Pictured: Marshall Street Swimming Baths in 1910.
Vince, credited as the first menswear boutique in the Carnaby Street area, opened at 5 Newburgh Street in 1954.
1952 – John Stephen, previously a shop assistant at Vince, opened ‘His Clothes’ on Beak Street, and later at 5 Carnaby Street. Although his merchandise targeted teenagers, it attracted high profile pop stars including Jimi Hendrix, the Beatles, the Rolling Stones and the Kinks. John Stephens went on to open a further 5 shops on Carnaby Street.
For years Carnaby was the place to be if you were a creative in search of inspiration. Carnaby earned its credentials during the 1960s with vibrant clashes of colour, new cultures, exciting new music and a rebellious identity, there was nowhere else like it in London. Music stars including Jimi Hendrix, The Beatles, The Rolling Stones, The Kinks and style icons Brigitte Bardot and Elizabeth Taylor were all Carnaby Street regulars.
Cranks vegetarian restaurant opened in Carnaby in 1961
Lord John, which went on to become an international chain of menswear shops, first opened at 43 Carnaby Street in 1964 by Warren Gold.
Time magazine first described London as the ‘swinging city’ on 15 April 1966.
To promote the opening of new boutique ‘Tom Cat’, owner Irvine Sellar asked Tom Jones to walk down Carnaby Street with ‘Casino Royale’ actress Christine Spooner and a cheetah. – 1966.
The Kinks ‘Dedicated Follower of Fashion, talking about the ‘Carnabetian Army’ was released in 1966.
Henry Moss opened womenswear boutique Lady Jane at 29 Carnaby Street with girls changing in the shop windows, which resulted in Mr Moss being arrested for obstructing the highway due to the crowds it drew.
1967 – Jimi Hendrix wore a military jacket bought at ‘I was Lord Kitchener’s Valet’
Paul McCartney meets Linda on 15 May at Bag O’ Nails Club, 9 Kingly Street.
1973 - Carnaby Street was pedestrianised and the iconic ‘Carnaby Street welcomes the World’ sign was installed.
Punk emerged taking Carnaby by storm with The Sex Pistols pictured on the street in 1976, now one of music’s most iconic photographs of the time. Photographed by Ray Stevenson.
The Jam released ‘Carnaby Street’ a B-side to ‘All Around The World’ in 1977.
A new wave of British designers moved into the area including Vivienne Westwood, John Richmond, Mary Quant and Pam Hogg. Carnaby was the place to showcase defiant style. Whether you were a Mod, Punk, Rocker or a Goth, Carnaby was your fashion home.
The legendary hip-hip record store Deal Real opened its doors in 2002 at 3 Marlborough Court. The venue to the likes of Amy Winehouse, Kanye West, Mark Ronson, John Legend, Mos Def and Lupe Fiasco.

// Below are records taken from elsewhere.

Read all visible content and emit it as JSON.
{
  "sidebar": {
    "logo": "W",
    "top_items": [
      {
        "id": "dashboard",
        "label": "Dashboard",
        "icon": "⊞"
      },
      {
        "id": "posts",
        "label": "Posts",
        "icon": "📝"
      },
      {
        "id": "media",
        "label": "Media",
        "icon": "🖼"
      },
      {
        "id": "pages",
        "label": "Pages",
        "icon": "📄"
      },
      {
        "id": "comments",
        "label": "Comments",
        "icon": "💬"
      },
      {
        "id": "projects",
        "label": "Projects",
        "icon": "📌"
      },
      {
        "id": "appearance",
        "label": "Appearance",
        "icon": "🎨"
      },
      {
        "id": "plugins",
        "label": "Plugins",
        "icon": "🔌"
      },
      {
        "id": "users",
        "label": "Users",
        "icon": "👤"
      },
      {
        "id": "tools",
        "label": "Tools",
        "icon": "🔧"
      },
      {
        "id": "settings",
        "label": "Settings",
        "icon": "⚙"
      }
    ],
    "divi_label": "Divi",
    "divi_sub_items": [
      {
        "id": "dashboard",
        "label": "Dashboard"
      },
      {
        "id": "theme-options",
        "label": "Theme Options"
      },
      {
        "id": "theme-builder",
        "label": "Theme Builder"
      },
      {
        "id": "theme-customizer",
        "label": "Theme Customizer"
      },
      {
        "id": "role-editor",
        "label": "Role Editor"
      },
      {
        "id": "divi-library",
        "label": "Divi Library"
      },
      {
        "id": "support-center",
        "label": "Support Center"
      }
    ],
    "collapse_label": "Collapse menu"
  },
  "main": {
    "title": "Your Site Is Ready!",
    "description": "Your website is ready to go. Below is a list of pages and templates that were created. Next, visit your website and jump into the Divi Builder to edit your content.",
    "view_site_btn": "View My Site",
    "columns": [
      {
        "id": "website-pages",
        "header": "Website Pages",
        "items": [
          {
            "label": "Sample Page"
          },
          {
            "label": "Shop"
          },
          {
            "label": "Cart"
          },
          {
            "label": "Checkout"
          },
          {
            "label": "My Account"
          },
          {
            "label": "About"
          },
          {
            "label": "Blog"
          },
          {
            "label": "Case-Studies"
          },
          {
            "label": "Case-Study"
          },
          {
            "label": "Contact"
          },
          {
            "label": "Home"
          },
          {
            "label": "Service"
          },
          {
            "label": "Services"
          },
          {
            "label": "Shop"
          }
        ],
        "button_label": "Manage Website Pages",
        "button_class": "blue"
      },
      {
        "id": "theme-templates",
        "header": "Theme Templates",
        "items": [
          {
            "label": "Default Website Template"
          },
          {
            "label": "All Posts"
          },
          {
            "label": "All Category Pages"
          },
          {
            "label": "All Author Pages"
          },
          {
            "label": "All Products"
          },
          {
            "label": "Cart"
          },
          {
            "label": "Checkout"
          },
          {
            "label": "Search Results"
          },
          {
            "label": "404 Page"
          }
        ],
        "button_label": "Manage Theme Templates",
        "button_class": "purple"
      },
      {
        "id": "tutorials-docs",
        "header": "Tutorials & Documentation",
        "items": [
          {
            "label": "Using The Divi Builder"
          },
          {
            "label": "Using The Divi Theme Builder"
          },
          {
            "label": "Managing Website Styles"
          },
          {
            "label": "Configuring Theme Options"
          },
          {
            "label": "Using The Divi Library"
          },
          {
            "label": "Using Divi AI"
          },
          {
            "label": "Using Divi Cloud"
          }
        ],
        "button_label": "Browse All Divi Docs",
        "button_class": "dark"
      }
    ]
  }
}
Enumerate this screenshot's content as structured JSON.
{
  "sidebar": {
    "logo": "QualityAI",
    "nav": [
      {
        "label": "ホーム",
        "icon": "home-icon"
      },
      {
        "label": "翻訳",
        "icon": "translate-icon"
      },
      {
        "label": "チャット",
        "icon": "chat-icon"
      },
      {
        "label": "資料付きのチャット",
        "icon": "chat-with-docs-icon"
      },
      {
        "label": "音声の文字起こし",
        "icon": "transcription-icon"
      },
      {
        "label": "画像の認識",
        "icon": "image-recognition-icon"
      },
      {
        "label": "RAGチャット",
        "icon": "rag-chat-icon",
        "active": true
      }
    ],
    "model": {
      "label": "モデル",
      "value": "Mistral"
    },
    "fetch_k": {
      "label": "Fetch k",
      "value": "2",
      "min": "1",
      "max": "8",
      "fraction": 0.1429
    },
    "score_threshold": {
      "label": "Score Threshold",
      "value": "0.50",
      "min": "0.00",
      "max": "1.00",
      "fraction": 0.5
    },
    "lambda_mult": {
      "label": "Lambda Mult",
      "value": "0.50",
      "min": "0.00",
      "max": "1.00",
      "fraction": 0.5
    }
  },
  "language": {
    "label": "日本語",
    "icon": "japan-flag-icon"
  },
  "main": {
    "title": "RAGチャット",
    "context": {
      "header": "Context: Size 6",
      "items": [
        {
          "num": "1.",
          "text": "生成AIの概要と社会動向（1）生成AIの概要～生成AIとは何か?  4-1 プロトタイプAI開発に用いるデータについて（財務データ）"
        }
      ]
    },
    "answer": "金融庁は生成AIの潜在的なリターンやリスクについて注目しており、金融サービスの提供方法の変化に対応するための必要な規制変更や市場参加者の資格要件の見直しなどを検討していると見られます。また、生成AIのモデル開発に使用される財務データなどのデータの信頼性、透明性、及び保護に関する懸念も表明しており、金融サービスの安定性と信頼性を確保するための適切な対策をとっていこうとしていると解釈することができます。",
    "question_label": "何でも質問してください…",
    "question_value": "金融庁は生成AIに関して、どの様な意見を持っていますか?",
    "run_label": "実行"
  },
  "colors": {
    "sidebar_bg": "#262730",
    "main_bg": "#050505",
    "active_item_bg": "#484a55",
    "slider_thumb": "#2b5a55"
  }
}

It became London’s epicenter for hip-hop and urban youth-culture, responsible for showcasing, supporting and nurturing a wealth of burgeoning talent, many of whom went on to attain mainstream success.
Deal Real was brought back to life in 2015 with the Deal Real Legacy pop-up shop at 14 Newburgh Street. Hosting nights with Kano, Tinchy Stryder and Kate Tempest, the store held free weekly in-store signings, performances and workshops.
Carnaby London collaborates with The Rolling Stones to celebrate their 50th Anniversary.
Carnaby Echoes, a walking tour app, traces the vibrant music history from the opening of Jazz club Murray’s on Beak Street in 1913 through to the present day. Artist, Lucy Harrison has brought people who worked in the music-connected buildings where history was made, back to the places as they are now to talk about their memories. Contributors include Boy George, Mark Ellen, Lloyd Coxsone and Dynamo.
Download the free app via carnabyechoes.com, the App Store or Google Play. Carnabyechoes.com